Project works to improve land ownership opportunities across NC, focusing on Black community

WNCN-TV (CBS17) in Goldsboro aired a report on July 18 that featured the work being done by the Sustainable Forestry and Land Retention Project.

To view the report on the news outlet's website, click here.

by Rod Carter

OXFORD, N.C. (WNCN) — There are nearly 20 million acres of forest land across North Carolina, and most of it belongs to private landowners. But holding on to that land, for some owners, can be a challenge.

Tommie Porter is one of them. He purchased nearly 130 acres in Granville County more than 30 years ago. Although he has sold off some, he intended to hold on to the rest as long as he can.

“I have always wanted to leave family something when I die… because they won’t have to start from the beginning, like I did,” Porter said.

The 82-year-old uses his land for some farming, but mostly for timber. He sells trees on his property.

“When I was younger, we farmed strawberries, pumpkins and tomatoes. But that was hard work. I don’t do that anymore,” he said.
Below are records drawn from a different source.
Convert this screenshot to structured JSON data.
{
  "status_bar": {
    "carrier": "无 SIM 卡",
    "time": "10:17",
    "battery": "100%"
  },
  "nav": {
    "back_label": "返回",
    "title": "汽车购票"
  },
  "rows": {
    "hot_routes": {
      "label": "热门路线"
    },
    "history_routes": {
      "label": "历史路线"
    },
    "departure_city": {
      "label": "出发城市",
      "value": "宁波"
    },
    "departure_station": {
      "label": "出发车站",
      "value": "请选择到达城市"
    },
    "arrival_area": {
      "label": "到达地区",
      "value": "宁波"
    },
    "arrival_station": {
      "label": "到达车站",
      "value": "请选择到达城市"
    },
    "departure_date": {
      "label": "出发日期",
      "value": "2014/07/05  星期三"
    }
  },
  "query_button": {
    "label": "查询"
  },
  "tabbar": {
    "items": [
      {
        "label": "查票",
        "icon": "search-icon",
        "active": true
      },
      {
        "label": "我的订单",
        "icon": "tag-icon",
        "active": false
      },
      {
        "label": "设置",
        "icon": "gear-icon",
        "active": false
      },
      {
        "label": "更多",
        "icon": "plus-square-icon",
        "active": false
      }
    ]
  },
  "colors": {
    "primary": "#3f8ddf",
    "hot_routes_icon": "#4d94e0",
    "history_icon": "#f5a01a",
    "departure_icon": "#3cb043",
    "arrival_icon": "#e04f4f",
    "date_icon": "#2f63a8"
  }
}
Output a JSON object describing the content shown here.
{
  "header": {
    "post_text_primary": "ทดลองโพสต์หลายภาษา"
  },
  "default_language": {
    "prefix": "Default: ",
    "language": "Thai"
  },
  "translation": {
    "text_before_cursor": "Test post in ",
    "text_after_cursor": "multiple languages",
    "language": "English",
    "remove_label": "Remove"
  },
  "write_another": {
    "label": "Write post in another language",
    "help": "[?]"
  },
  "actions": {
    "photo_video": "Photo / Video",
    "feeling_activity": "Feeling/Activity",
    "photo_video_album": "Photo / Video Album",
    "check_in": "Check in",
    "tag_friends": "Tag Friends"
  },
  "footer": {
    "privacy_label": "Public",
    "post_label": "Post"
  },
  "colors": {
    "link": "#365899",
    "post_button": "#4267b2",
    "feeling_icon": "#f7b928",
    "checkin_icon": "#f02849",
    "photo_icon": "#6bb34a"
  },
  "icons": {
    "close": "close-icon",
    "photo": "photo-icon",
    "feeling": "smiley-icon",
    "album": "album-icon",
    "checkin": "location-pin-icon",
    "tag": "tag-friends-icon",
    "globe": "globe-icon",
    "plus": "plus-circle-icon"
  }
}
Porter is among a handful of Black landowners in North Carolina. Over the course of the past century, the number of Black farmers and landowners has dwindled.

Alton Perry, the Director of the Roanoke Electric Cooperative’s Sustainable Forestry and Land Retention Project, said there are a number of reasons why.

“Not having access to technical resources… of course, discrimination, some agencies practices of not providing those resources, not having that access to financial assistance to implement practices… conservation practices on the ground,” Perry said.

The Land Retention Project website boasts some impressive statistics:

Since its inception in 2013 as one of only a handful of similar programs nationwide, the Sustainable Forestry and Land Retention Project has grown immensely:

  • The project is assisting more than 285 landowners owning approximately 22,000 acres
  • 205 Forest Management Plans have been created for approximately 12,500 forested acres
  • 23 landowners have enrolled in the North Carolina Tree Farm Program
  • Approximately 6,500 acres are enrolled in the Present Use Valuation program that provides an economic benefit through the reduction of property taxes

Sustainable forestry and land retention practices include:

  • Planting trees after harvest
  • Detailed forest management plans
  • Developing wills and clearing the title of heirs’ property
  • Timber sales”

Perry’s job is to help people like Tommie Porter keep and grow their property and leave a legacy for their families.

“It was around this theory of change that if a local organization that was trusted in the community, could they be the catalyst to bring together all of these resources,” he said.

“Well I’m hoping to pass it on to future generations,” he said.

For more information about the projects, check out their website.